Nursing homes usually get a bad rap — for reasons that are sometimes justified. Stories of substandard care abound, and for many seniors, nursing homes are a residence of last resort, when failing health puts…
Nursing homes usually get a bad rap — for reasons that are sometimes justified. Stories of substandard care abound, and for many seniors, nursing homes are a residence of last resort, when failing health puts other living arrangements out of reach.
But many nursing homes — also sometimes called skilled nursing facilities or SNFs — rise above their industry’s reputation. Some provide excellent care not only to long-term residents but also to relatively healthy people who only need a short stay for rehabilitation after elective surgery or an unexpected health event that landed them in the hospital.
To help patients and their families select the right facility for their needs, U.S. News journalists and data analysts developed a rigorous new data-driven methodologyfor evaluating nursing homes. New ratings evaluate each nursing home in two arenas: short-stay rehabilitation care and overall care, which is often focused on long-term residents. Now, for the first time, these brand-new Best Nursing Homes ratings are available to the public.
Contrary to a common misconception, nursing facilities aren’t used only by people who are old and infirm. Every day, thousands of patients who are ready to begin recovery after a hospitalization are discharged from a hospital to nearby a skilled nursing facility. Some have recently experienced a medical event such as heart attack, stroke or serious infection. Others may be recovering from an accident or other physical trauma. Still others may be on the mend after a hip or knee replacement or other elective surgery.
A temporary SNF stay may last days or weeks — Medicare will cover the cost of up to 100 days — and frequently involves rehabilitation therapy, which can include a combination of physical, occupational and speech therapy. When patients are ready to leave the SNF, many return to their homes — sometimes healthier and more physically able than when they left.
Because medical professionals call hospital care “acute care,” short-stay skilled nursing care is often called post-acute care. Some nursing facilities even specialize in post-acute care and may not have any long-term residents.

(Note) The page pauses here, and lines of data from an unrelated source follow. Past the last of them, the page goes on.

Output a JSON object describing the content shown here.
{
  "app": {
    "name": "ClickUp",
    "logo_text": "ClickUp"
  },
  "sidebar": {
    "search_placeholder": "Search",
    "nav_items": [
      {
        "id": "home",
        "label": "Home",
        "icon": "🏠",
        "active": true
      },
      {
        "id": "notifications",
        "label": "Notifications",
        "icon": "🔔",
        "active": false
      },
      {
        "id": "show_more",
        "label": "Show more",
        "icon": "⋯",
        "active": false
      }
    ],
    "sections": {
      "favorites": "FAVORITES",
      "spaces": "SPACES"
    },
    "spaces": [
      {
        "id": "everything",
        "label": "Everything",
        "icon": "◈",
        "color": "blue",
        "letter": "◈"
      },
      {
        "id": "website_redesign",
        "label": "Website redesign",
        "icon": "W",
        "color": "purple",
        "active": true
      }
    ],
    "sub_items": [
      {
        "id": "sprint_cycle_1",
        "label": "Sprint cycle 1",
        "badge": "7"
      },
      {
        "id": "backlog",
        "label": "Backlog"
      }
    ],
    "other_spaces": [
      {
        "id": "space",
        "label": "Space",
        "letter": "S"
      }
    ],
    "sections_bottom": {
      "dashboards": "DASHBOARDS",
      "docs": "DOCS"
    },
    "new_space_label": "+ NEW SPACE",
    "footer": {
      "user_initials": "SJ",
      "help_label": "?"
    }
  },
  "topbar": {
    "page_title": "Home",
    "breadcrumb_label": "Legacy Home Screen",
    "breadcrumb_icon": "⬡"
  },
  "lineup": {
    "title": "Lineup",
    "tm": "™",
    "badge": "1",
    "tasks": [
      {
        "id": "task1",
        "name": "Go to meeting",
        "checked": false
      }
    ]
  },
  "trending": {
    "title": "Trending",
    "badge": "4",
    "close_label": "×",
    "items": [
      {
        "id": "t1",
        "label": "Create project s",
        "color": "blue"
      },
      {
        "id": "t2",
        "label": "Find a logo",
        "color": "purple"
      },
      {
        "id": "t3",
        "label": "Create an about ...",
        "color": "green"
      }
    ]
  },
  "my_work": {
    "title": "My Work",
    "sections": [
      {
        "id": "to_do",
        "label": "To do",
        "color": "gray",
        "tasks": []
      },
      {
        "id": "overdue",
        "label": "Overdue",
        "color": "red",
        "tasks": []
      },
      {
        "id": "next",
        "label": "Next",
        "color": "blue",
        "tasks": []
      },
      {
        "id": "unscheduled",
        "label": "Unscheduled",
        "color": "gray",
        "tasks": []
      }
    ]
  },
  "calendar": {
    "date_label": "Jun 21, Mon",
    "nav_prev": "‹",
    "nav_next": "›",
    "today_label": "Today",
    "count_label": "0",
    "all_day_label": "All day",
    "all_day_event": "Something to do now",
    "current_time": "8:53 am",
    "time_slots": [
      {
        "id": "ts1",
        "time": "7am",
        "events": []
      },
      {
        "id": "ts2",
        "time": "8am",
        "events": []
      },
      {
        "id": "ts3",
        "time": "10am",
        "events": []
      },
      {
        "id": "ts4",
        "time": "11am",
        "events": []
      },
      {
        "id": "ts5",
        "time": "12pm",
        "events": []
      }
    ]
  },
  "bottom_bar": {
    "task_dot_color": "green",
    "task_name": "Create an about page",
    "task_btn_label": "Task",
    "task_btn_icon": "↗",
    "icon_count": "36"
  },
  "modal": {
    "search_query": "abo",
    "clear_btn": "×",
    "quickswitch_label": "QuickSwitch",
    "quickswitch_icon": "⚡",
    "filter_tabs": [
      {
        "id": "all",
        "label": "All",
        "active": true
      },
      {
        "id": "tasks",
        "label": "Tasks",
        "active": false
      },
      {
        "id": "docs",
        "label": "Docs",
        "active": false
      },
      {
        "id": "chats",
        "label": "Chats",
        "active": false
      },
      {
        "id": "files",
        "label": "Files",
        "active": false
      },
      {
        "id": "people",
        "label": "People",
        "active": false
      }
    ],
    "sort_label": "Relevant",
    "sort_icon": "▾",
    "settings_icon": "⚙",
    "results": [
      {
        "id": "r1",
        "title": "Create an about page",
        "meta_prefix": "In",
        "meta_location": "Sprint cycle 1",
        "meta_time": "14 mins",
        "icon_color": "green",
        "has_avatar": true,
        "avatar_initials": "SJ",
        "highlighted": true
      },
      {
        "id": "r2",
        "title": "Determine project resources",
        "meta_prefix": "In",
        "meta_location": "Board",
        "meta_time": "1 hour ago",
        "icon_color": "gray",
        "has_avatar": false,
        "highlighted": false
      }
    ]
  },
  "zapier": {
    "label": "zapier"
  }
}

Some states and regions have more good options for short-stay rehabilitation care than others. In Wisconsin, for example, U.S. News found half of all rated nursing homes to be high performing — our top rating — in short-stay rehabilitation care. By contrast, good skilled nursing facilities are hard to come by in much of the South. Across Arkansas, Louisiana, Oklahoma and Texas, for example, fewer than 1 in 50 nursing homes received a high-performing rating in short-stay rehabilitation.
Post-acute care and rehab can occur in settings other than nursing homes, including a patient’s own home or a specialized kind of hospital known as either a rehabilitation hospital or inpatient rehabilitation facility. The right setting for post-acute rehabilitation depends on an individual patient’s health status and needs as well as the availability of support from family — and whether high-quality skilled nursing or rehabilitation facilities exist in their area.
The other type of care that nursing homes provide is long-term care for residents, often elderly, who are no longer capable of taking care of themselves. Nursing homes can be the last stop in a continuum of senior care that ranges from living on one’s own to living in an independent living facility, an assisted living facility and, finally, a nursing home. Some residential communities — called continuing care retirement communities — offer independent living, assisted living and nursing care under one roof. A resident can move from one retirement setting to the next level of care as his or her needs change.
The U.S. News ratings include an overall rating for each nursing home, which reflects how good the facility is at serving the needs of both its post-acute patients and its long-term residents. The best of these facilities are identified as high performing in overall care and recognized as Best Nursing Homes.
Just 1,837 nursing homes met that bar. Only 736 of those were also rated high performing in short-stay rehabilitation.
As those numbers make plain, patients and families must be discriminating if they want to obtain the best nursing home care available in their communities. The new U.S. News ratings give them a good place to start.